For something a bit playful and flexible, a growing number of people, companies, and universities are turning to Gather, which rolled out
It’s been over a year since a Starbucks cup mysteriously found its way into Winterfell during an episode of the last season of Game of Thrones. The episode, “The Last of the Starks,” featured a scene where the House of Stark allies are celebrating a dramatic victory and a Starbucks coffee cup can be seen in the background…and the creators of the series are finally speaking out about the mishap.
It all went down in May 2019, and though that seems like lightyears ago, the confusion and humor of it all is still fresh as ever. Not only did fans go crazy over the appearance of a coffee cup in the middle of one of the most dramatic episodes by posting and creating memes, but there was so much speculation about who left the cup there in the first place. Spoiler alert: Emilia Clarke once revealed it was Conleth Hill’s, who played Lord Varys.
In an upcoming book by James Hibberd called Fire Cannot Kill A Dragon, showrunners David Benioff and D.B. Weiss talk about the whole incident. The Hollywood Reporter obtained an exclusive excerpt from the book and Benioff said he “couldn’t believe it.”
“When we got the email about it the next day, I honestly thought someone was pranking us, because there had been things before where people were like, ‘Oh, look at that plane in the background!’ and somebody had Photoshopped it in. I thought, ‘There’s no way there’s a coffee cup in there.’ Then when I saw it on the TV I was like, ‘How did I not see that?’”he says in the book.
Weiss then added that they missed it when shooting because they were so focused on everything else: “I’d seen that shot one thousand times, and
Members of the multinational video game piracy group Team Xecuter are facing multiple felony charges, the US Attorney’s Office of the Western District of Washington announced Friday. Max Louarn, Yuanning Chen, and Gary Bowser (yes, that’s really his last name) were all charged with 11 felony counts, including wire fraud, trafficking in circumvention devices, and conspiracy to commit money laundering.
“These defendants were allegedly leaders of a notorious international criminal group that reaped illegal profits for years by pirating video game technology of US companies,” Brian Rabbitt, Acting Assistant Attorney General of the Justice Department’s Criminal Division, said. “These arrests show that the department will hold accountable hackers who seek to commandeer and exploit the intellectual property of American companies for financial gain, no matter where they may be located.”
Team Xecuter, known for releasing homebrew software for various video game systems including the Nintendo Switch and 3DS, is comprised of more than a dozen members around the world.

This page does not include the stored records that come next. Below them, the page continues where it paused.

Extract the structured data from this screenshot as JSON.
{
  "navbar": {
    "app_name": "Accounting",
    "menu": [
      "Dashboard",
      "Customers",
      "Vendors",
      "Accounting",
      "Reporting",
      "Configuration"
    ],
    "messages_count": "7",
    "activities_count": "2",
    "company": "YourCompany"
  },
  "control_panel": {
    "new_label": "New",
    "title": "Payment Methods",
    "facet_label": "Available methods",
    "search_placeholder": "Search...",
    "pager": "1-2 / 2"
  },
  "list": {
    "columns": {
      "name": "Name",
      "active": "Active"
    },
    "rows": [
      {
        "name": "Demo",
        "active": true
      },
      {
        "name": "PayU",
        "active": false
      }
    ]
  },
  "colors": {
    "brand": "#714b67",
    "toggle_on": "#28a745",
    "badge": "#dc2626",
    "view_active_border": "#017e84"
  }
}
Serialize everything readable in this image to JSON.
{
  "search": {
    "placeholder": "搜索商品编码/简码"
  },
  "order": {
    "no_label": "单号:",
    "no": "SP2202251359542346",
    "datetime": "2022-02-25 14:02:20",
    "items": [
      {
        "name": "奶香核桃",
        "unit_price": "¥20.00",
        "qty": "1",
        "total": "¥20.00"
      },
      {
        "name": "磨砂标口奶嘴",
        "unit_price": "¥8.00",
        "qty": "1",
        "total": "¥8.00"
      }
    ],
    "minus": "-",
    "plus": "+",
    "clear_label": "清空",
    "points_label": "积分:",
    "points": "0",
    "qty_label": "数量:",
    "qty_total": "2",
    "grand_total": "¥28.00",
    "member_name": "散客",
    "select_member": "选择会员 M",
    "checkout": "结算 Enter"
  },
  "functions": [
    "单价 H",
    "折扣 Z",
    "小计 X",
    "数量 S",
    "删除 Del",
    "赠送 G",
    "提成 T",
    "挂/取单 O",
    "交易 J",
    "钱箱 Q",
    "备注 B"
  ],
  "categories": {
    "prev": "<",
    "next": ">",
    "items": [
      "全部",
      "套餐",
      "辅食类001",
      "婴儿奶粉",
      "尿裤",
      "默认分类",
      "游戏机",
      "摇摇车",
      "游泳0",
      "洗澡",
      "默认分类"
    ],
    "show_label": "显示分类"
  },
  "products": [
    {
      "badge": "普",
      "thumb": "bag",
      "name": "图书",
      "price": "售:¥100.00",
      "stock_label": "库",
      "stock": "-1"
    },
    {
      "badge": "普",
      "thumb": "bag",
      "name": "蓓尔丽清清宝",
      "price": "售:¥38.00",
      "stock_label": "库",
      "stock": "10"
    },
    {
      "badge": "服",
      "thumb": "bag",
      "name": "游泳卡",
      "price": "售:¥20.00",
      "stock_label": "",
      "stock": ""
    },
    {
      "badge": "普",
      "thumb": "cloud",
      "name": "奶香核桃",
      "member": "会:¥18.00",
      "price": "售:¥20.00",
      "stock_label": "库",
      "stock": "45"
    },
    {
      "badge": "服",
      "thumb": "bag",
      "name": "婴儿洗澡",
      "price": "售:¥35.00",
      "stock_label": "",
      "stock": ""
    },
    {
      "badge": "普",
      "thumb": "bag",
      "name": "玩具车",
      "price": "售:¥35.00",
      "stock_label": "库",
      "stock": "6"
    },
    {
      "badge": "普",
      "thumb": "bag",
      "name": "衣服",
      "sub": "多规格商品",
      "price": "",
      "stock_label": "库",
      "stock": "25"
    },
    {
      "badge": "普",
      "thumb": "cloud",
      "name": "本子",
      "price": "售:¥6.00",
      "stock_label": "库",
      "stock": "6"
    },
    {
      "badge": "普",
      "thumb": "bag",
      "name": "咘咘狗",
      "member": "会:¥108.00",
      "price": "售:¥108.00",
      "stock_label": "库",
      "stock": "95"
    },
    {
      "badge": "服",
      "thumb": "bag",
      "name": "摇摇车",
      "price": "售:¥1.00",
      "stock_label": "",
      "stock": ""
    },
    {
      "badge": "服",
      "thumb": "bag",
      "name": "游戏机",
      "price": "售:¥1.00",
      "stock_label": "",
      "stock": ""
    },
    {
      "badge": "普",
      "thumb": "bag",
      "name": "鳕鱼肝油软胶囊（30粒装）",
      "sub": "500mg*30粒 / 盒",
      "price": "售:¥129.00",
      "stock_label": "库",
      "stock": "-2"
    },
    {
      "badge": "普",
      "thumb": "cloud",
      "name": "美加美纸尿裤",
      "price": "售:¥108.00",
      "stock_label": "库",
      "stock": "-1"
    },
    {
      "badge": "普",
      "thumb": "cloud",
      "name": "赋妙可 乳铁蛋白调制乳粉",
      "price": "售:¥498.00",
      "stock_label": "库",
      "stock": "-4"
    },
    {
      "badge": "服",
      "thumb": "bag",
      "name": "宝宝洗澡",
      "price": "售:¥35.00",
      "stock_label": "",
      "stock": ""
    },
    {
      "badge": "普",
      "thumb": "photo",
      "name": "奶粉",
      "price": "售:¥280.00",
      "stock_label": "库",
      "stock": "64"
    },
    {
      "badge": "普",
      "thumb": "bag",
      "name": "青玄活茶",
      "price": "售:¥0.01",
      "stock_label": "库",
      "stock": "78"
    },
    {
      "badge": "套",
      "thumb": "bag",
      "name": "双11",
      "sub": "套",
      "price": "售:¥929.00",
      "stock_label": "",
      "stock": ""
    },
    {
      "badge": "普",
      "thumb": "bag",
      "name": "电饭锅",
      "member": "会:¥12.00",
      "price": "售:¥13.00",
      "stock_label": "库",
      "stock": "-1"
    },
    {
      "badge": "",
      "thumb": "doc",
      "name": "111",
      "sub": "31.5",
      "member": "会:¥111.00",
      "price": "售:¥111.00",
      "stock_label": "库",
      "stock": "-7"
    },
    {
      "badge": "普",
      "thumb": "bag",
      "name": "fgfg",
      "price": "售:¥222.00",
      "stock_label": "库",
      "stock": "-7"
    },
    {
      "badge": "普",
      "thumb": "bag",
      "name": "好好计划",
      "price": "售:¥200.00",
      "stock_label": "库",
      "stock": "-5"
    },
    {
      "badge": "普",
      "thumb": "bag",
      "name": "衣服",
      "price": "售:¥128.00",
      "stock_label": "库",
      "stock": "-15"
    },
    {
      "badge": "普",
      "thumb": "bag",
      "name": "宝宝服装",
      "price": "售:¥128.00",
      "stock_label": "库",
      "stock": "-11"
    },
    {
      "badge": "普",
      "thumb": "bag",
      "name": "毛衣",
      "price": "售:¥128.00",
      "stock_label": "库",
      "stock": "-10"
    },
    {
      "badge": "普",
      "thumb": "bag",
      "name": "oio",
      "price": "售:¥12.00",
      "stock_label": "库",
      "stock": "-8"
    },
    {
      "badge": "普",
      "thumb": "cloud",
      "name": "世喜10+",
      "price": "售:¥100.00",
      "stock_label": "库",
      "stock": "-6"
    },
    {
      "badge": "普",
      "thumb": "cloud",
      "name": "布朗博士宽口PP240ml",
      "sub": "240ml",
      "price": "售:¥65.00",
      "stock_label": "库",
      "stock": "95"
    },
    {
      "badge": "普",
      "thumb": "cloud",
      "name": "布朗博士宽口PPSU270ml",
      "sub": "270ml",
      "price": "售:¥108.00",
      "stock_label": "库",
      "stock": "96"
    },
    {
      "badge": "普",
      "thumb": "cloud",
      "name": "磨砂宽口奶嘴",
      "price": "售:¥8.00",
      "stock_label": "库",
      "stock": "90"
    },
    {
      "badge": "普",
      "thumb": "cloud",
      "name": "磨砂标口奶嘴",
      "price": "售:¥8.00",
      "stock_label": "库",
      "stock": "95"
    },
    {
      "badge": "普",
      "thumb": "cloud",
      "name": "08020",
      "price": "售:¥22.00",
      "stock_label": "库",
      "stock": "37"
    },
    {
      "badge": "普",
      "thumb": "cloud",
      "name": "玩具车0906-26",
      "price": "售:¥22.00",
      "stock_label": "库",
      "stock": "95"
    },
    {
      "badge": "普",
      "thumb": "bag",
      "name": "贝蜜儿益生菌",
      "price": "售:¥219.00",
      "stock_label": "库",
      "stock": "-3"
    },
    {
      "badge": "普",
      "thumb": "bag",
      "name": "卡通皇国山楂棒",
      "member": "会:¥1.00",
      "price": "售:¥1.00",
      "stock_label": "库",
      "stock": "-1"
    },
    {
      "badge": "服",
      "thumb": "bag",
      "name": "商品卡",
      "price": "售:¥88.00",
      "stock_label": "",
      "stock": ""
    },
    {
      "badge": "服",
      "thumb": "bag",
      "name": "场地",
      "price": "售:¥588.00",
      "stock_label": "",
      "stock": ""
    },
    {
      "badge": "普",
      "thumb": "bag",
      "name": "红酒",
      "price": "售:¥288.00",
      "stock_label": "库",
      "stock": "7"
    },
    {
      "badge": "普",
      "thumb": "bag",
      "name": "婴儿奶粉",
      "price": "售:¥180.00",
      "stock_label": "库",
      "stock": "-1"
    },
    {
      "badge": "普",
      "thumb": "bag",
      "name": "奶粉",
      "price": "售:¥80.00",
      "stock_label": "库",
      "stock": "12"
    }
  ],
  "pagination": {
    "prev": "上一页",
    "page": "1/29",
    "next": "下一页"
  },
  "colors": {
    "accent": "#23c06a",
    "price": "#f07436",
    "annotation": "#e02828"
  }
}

The indictment alleges the group “at times cloaked its illegal activity with a purported desire to support gaming enthusiasts who wanted to design their own video games for noncommercial use. However, the overwhelming demand and use for the enterprise’s devices was to play pirated video games.”
“These defendants lined their pockets by stealing and selling the intellectual property of other video-game developers–even going so far as to make customers pay a licensing fee to play stolen games,” US Attorney Brian Moran said. “This conduct doesn’t just harm billion-dollar companies, it hijacks the hard work of individuals working to advance in the video-game industry.”
The US Attorney’s Office notes these charges are still allegations at this point and the defendants have not yet been convicted. The case is being investigated jointly by the Federal Bureau of Investigation and Homeland Security Investigations. Louarn